**EXERCISE REQUIREMENTS:**
The answer must consist of every line from the data that holds the string "title".

**RECORDS FOR THIS EXERCISE:**
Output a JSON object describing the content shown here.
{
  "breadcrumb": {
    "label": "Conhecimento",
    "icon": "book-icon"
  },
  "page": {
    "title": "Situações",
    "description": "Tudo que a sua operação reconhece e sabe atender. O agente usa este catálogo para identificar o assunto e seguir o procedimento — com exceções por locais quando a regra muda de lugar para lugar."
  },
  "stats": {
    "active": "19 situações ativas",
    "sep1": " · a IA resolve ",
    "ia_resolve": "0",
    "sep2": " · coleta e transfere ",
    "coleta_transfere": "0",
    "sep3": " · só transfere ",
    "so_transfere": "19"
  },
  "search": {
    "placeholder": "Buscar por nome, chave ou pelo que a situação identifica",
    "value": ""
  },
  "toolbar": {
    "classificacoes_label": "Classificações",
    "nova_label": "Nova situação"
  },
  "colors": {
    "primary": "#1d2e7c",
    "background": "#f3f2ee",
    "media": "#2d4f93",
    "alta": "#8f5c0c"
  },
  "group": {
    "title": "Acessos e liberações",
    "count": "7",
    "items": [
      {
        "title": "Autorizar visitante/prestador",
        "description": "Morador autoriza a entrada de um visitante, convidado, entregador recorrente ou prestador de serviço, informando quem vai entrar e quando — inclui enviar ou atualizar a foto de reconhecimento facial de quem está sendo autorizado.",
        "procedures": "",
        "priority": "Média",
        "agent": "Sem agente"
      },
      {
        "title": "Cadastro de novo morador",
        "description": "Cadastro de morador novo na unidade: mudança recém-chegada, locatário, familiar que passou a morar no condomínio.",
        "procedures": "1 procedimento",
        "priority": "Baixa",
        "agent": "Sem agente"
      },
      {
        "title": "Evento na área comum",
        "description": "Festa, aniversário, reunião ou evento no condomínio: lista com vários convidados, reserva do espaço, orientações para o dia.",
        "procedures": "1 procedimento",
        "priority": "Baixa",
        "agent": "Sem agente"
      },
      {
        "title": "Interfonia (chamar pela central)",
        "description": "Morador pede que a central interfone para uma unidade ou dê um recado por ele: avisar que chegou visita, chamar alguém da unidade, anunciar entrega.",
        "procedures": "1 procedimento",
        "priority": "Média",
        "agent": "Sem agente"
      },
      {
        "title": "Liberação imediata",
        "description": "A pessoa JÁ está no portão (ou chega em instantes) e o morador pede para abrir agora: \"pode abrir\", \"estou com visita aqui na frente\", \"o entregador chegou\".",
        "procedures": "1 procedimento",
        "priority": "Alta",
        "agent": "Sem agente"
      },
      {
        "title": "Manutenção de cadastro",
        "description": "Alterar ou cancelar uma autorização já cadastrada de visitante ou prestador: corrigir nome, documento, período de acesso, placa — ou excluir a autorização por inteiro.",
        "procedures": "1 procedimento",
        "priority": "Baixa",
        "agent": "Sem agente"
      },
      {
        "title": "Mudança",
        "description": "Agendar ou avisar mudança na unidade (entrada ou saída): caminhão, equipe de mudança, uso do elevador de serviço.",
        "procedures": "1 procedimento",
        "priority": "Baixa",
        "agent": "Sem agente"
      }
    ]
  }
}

**EXPECTED ANSWER:**
    "title": "Situações",
    "title": "Acessos e liberações",
        "title": "Autorizar visitante/prestador",
        "title": "Cadastro de novo morador",
        "title": "Evento na área comum",
        "title": "Interfonia (chamar pela central)",
        "title": "Liberação imediata",
        "title": "Manutenção de cadastro",
        "title": "Mudança",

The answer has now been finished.